* WORK TO COMPLETE
Please repeat the entries exactly as they appear and omit any images.

** Opening ENTRIES PROVIDED block **

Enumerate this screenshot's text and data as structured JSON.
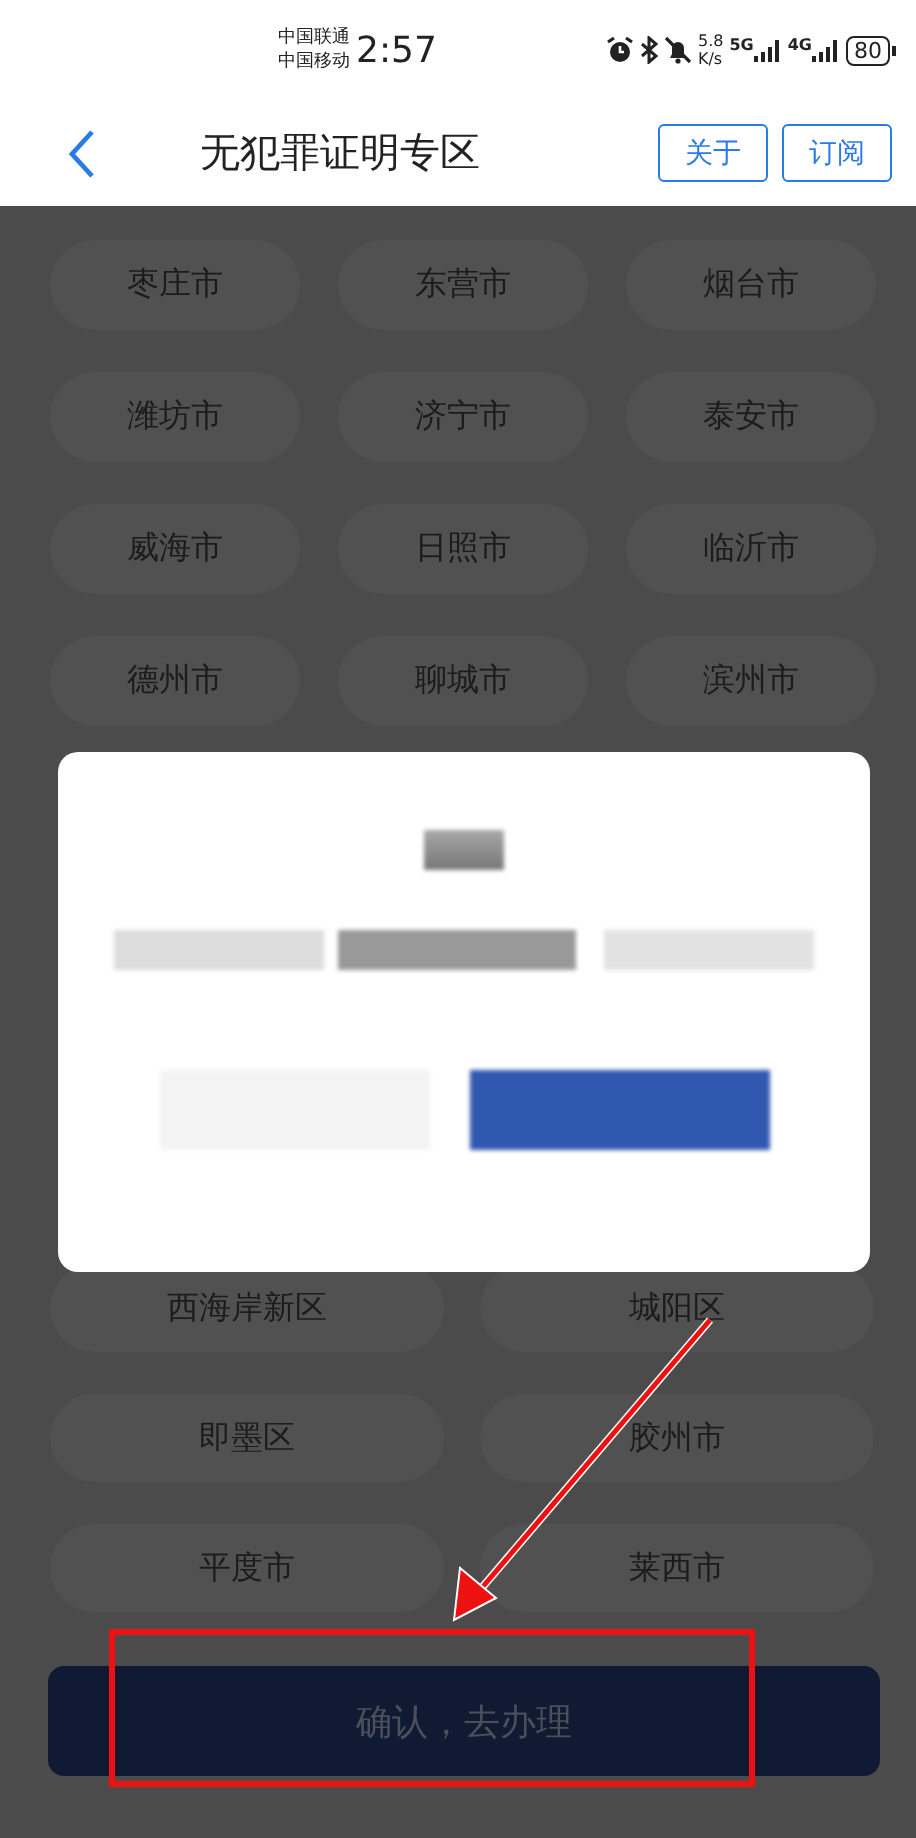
{
  "status_bar": {
    "carriers": [
      "中国联通",
      "中国移动"
    ],
    "time": "2:57",
    "net_speed": {
      "value": "5.8",
      "unit": "K/s"
    },
    "networks": [
      "5G",
      "4G"
    ],
    "battery": "80"
  },
  "header": {
    "title": "无犯罪证明专区",
    "buttons": [
      "关于",
      "订阅"
    ]
  },
  "cities": [
    "枣庄市",
    "东营市",
    "烟台市",
    "潍坊市",
    "济宁市",
    "泰安市",
    "威海市",
    "日照市",
    "临沂市",
    "德州市",
    "聊城市",
    "滨州市"
  ],
  "districts": [
    "西海岸新区",
    "城阳区",
    "即墨区",
    "胶州市",
    "平度市",
    "莱西市"
  ],
  "confirm_button": "确认，去办理"
}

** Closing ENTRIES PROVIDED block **

* EXERCISE OUTPUT
Enumerate this screenshot's text and data as structured JSON.
{
  "status_bar": {
    "carriers": [
      "中国联通",
      "中国移动"
    ],
    "time": "2:57",
    "net_speed": {
      "value": "5.8",
      "unit": "K/s"
    },
    "networks": [
      "5G",
      "4G"
    ],
    "battery": "80"
  },
  "header": {
    "title": "无犯罪证明专区",
    "buttons": [
      "关于",
      "订阅"
    ]
  },
  "cities": [
    "枣庄市",
    "东营市",
    "烟台市",
    "潍坊市",
    "济宁市",
    "泰安市",
    "威海市",
    "日照市",
    "临沂市",
    "德州市",
    "聊城市",
    "滨州市"
  ],
  "districts": [
    "西海岸新区",
    "城阳区",
    "即墨区",
    "胶州市",
    "平度市",
    "莱西市"
  ],
  "confirm_button": "确认，去办理"
}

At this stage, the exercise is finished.